Irving-Williams series - Transition Metal Chemistry
According to the Irving-Williams series, the general stability sequence of A theoretical explanation for this order follows from considerations of the two Z. Emami, S. AzizianPreparation of activated carbon from date sphate. Publication Date (Web): February 5, The principle of the Irving–Williams series is applied to the design of a novel prodrug based on K2Zn3[Fe(CN)6]2. Abstract: Logarithms of stability constants, log K1 and log β2, of the first transition series metal mono- and bis-complexes with any of four.
Bjerrum recognised that the formation of a metal complex with a ligand was a kind of acid—base equilibrium: This means that there are two simultaneous equilibria that have to be considered. In what follows electrical charges are omitted for the sake of generality.
Bjerrum went on to determine the stability constants for systems in which many complexes may be formed. Relationships, such as the Irving-Williams series were discovered. The calculations were done by hand using the so-called graphical methods. The mathematics underlying the methods used in this period are summarised by Rossotti and Rossotti.
This permitted the examination of systems too complicated to be evaluated by means of hand-calculations. Values of thousands of stability constants can be found in two commercial databases. The expression can be greatly simplified by removing those terms which are constant.
The number of water molecules attached to each metal ion is constant. In dilute solutions the concentration of water is effectively constant.
Stability constants of complexes
The reagents need not always be a metal and a ligand but can be any species which form a complex. Stability constants defined in this way, are association constants.
This can lead to some confusion as pKa values are dissociation constants. In general purpose computer programs it is customary to define all constants as association constants.
The relationship between the two types of constant is given in association and dissociation constants.
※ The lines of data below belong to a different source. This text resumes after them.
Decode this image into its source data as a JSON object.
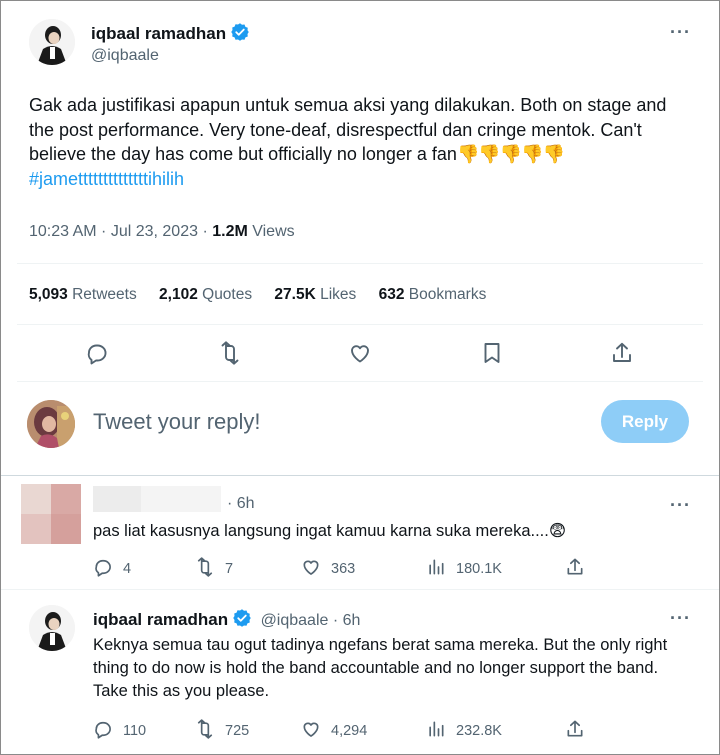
{
  "main_tweet": {
    "author_name": "iqbaal ramadhan",
    "author_handle": "@iqbaale",
    "text": "Gak ada justifikasi apapun untuk semua aksi yang dilakukan. Both on stage and the post performance. Very tone-deaf, disrespectful dan cringe mentok. Can't believe the day has come but officially no longer a fan",
    "emoji": "👎👎👎👎👎",
    "hashtag": "#jamettttttttttttttihilih",
    "time": "10:23 AM · Jul 23, 2023 · ",
    "views_count": "1.2M",
    "views_label": " Views",
    "stats": {
      "retweets_count": "5,093",
      "retweets_label": " Retweets",
      "quotes_count": "2,102",
      "quotes_label": " Quotes",
      "likes_count": "27.5K",
      "likes_label": " Likes",
      "bookmarks_count": "632",
      "bookmarks_label": " Bookmarks"
    },
    "more_label": "···"
  },
  "compose": {
    "placeholder": "Tweet your reply!",
    "reply_label": "Reply"
  },
  "reply_1": {
    "time": "· 6h",
    "text": "pas liat kasusnya langsung ingat kamuu karna suka mereka....",
    "emoji": "😨",
    "replies": "4",
    "retweets": "7",
    "likes": "363",
    "views": "180.1K",
    "more_label": "···"
  },
  "reply_2": {
    "author_name": "iqbaal ramadhan",
    "author_handle": "@iqbaale · 6h",
    "text": "Keknya semua tau ogut tadinya ngefans berat sama mereka. But the only right thing to do now is hold the band accountable and no longer support the band. Take this as you please.",
    "replies": "110",
    "retweets": "725",
    "likes": "4,294",
    "views": "232.8K",
    "more_label": "···"
  },
  "colors": {
    "accent": "#1d9bf0",
    "reply_button": "#8ecdf7",
    "muted_text": "#536471",
    "text": "#0f1419"
  },
  "icons": [
    "verified-badge-icon",
    "more-icon",
    "reply-icon",
    "retweet-icon",
    "like-icon",
    "bookmark-icon",
    "share-icon",
    "views-icon"
  ]
}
For example, the cumulative constant for the formation of ML2 is given by ; The stepwise constants, K1 and K2 refer to the formation of the complexes one step at a time. It follows that A cumulative constant can always be expressed as the product of stepwise constants.Night School - Official Trailer (HD)
Conversely, any stepwise constant can be expressed as a quotient of two or more overall constants. There is no agreed notation for stepwise constants, though a symbol such as KL ML is sometimes found in the literature. It is best always to define each stability constant by reference to an equilibrium expression. Hydrolysis products The formation of a hydroxo complex is a typical example of an hydrolysis reaction.
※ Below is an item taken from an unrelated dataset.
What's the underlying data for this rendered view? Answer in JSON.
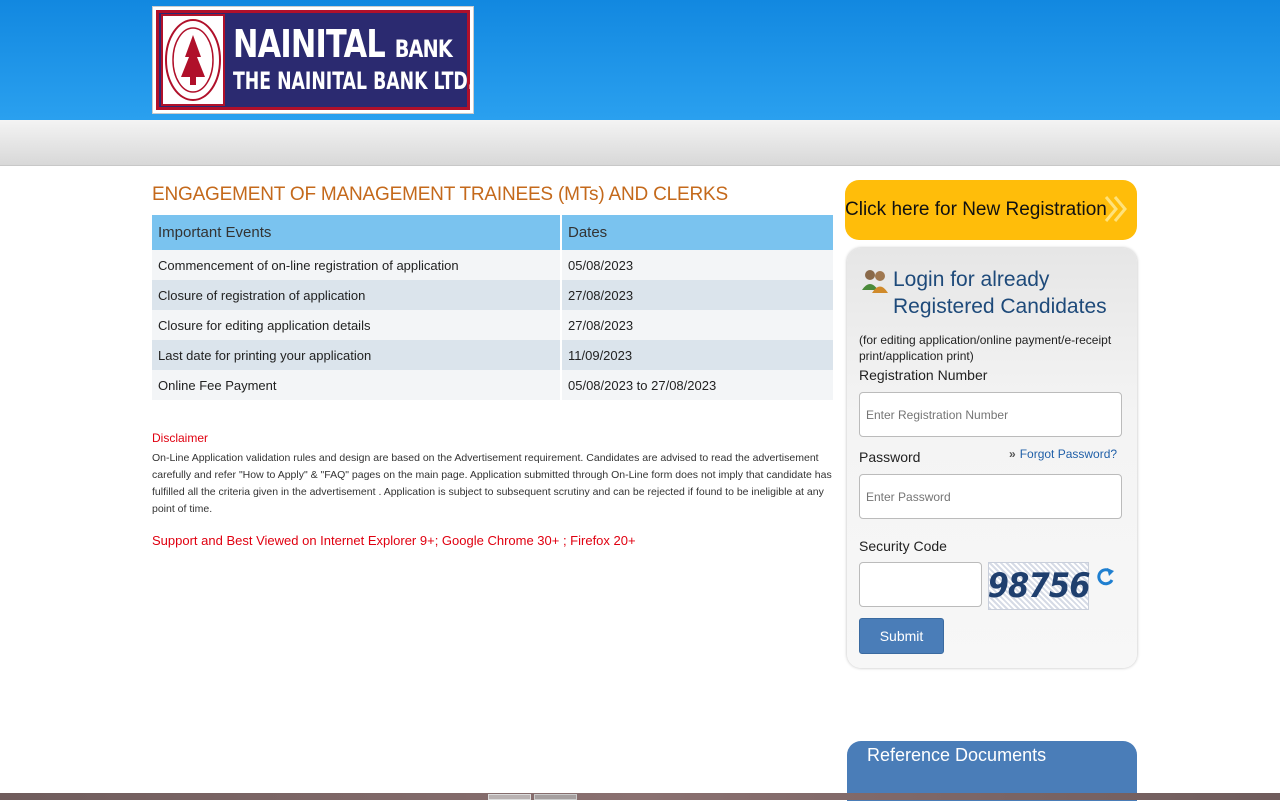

There was a problem providing the content you requested
An hydrolysis reaction is one in which a substrate reacts with water, splitting a water molecule into hydroxide and hydrogen ions. In the Irving-Williams series, the trend is based on high-spin M II ions, so what needs to be considered is how the ionic radii vary across the d-block. For free metal ions in the gaseous phase it might be expected that the ionic radius of each ion on progressing across the d-block should show a gradual decrease in size.
This would come about due to the incomplete screening of the additional positive charge by the additional electron, as is observed in the Lanthanide Contraction. For high-spin octahedral complexes it is essential to consider the effect of the removal of the degeneracy of the d-orbitals by the crystal field.
Here the d-electrons will initially add to the lower t2g orbitals before filling the eg orbitals since for octahedral complexes, the t2g subset are directed in between the incoming ligands whilst the eg subset are directed towards the incoming ligands and cause maximum repulsion. For d1-d3 and d6-d8 the addition of the electrons to the t2g orbitals will mean that the screening of the increasing attractive nuclear charge is not very effective and the radius should be smaller than for the free ion.
The position of d4 and d9 on the plot is difficult to ascertain with certainty since six-coordinate complexes are expected to be distorted due to the Jahn-Teller Theorem.
Irving–Williams series | Revolvy
Cr II is not very stable so few measurements are available. For Cu II however, most complexes are found to have 4 short bonds and 2 long bonds although 2 short and 4 long bonds is feasible.
The radii are expected to show an increase over the d3 and d8 situation since electrons are being added to the eg subset.